Railway and Train Safety Tips for Kids

With millions of Canadian children heading back to school and spending more time alone outside walking to classes, extracurricular activities, and friends’ homes, now’s the time to stress the importance of being safe around railway property and at railway crossings. Both kids and adults can use a reminder to never play on railways or take shortcuts across the tracks.

LEVEL CROSSING - railway signal showing crossbuck and lights. with constable William Bijl
LEVEL CROSSING – railway signal showing crossbuck and lights.
with constable William Bijl

“Rail safety is everyone’s responsibility. By looking out for each other and working together, we can help keep our communities safe and prevent fatalities and injuries on or near railway property,” advises Stephen Covey, chief of police and chief security officer at CN. “It is important to remember that when you ‘See tracks? Think train’.”

Trespassing on railway property, including railway yards and bridges, is illegal and dangerous.

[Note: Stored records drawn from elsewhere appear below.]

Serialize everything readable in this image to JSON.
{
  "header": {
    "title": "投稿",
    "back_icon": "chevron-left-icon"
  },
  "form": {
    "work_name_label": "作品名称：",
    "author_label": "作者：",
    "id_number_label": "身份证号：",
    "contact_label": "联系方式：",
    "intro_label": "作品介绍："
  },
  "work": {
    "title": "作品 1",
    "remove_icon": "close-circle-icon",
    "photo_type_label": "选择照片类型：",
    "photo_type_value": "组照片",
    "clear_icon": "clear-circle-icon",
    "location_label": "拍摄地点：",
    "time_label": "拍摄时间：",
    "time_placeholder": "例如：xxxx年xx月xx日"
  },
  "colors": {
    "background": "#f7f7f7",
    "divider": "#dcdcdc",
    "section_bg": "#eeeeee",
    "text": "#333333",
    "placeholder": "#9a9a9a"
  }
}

Yet it continues to cause avoidable deaths and injuries across the country. In 2015, there were 53 trespasser accidents in Canada that caused 31 fatalities and 18 serious injuries.

“Trespassing fatalities along railway tracks are entirely preventable, and tragedies at railway level crossings can be avoided by simply obeying warning devices. Together we can save lives and help bring crossing and trespassing accidents down to zero,” says Covey.

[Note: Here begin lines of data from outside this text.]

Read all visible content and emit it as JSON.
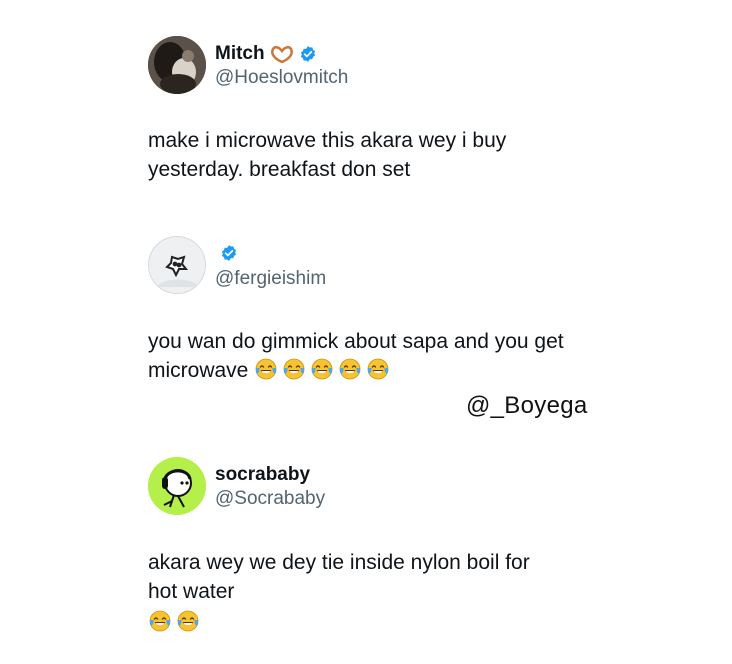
{
  "tweets": [
    {
      "name": "Mitch",
      "handle": "@Hoeslovmitch",
      "text_line1": "make i microwave this akara wey i buy",
      "text_line2": "yesterday. breakfast don set",
      "verified": true,
      "name_emoji": "heart-hands-emoji"
    },
    {
      "name": "",
      "handle": "@fergieishim",
      "text_line1": "you wan do gimmick about sapa and you get",
      "text_line2": "microwave",
      "verified": true,
      "laugh_emoji_count": 5
    },
    {
      "name": "socrababy",
      "handle": "@Socrababy",
      "text_line1": "akara wey we dey tie inside nylon boil for",
      "text_line2": "hot water",
      "verified": false,
      "laugh_emoji_count": 2
    }
  ],
  "watermark": "@_Boyega",
  "colors": {
    "verified_blue": "#1d9bf0",
    "handle_gray": "#536471",
    "socrababy_avatar_bg": "#b5f04a"
  }
}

Every year, CN police officers make hundreds of safety presentations in Canada and the United States. Officers talk to more than 300,000 children and adults at schools and community events about the importance of safety and the dangers of walking or playing on or near railway tracks. Kids and parents are encouraged to help keep our communities safe by taking a safety pledge online and sharing safety tips.

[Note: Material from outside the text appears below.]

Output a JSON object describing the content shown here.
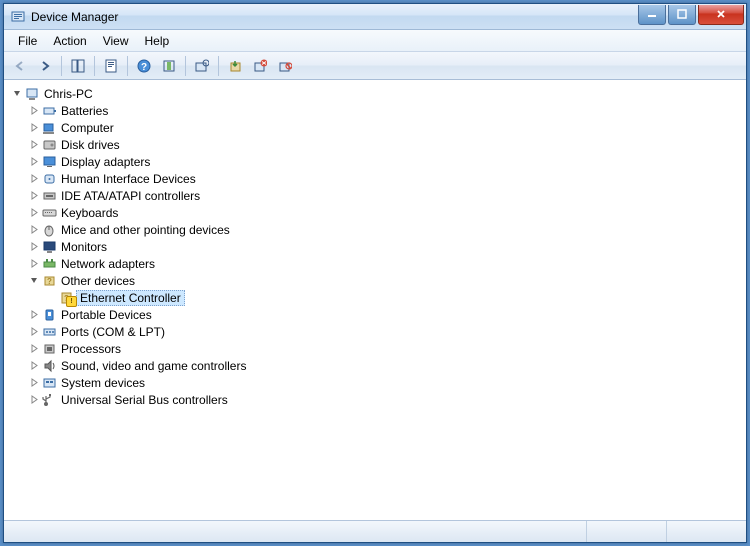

If you see unsafe behaviour on railway property, report it by calling CN Police at 1-800-465-9239 or by contacting local emergency services. Find more information on rail crossing safety visit www.operationlifesaver.ca.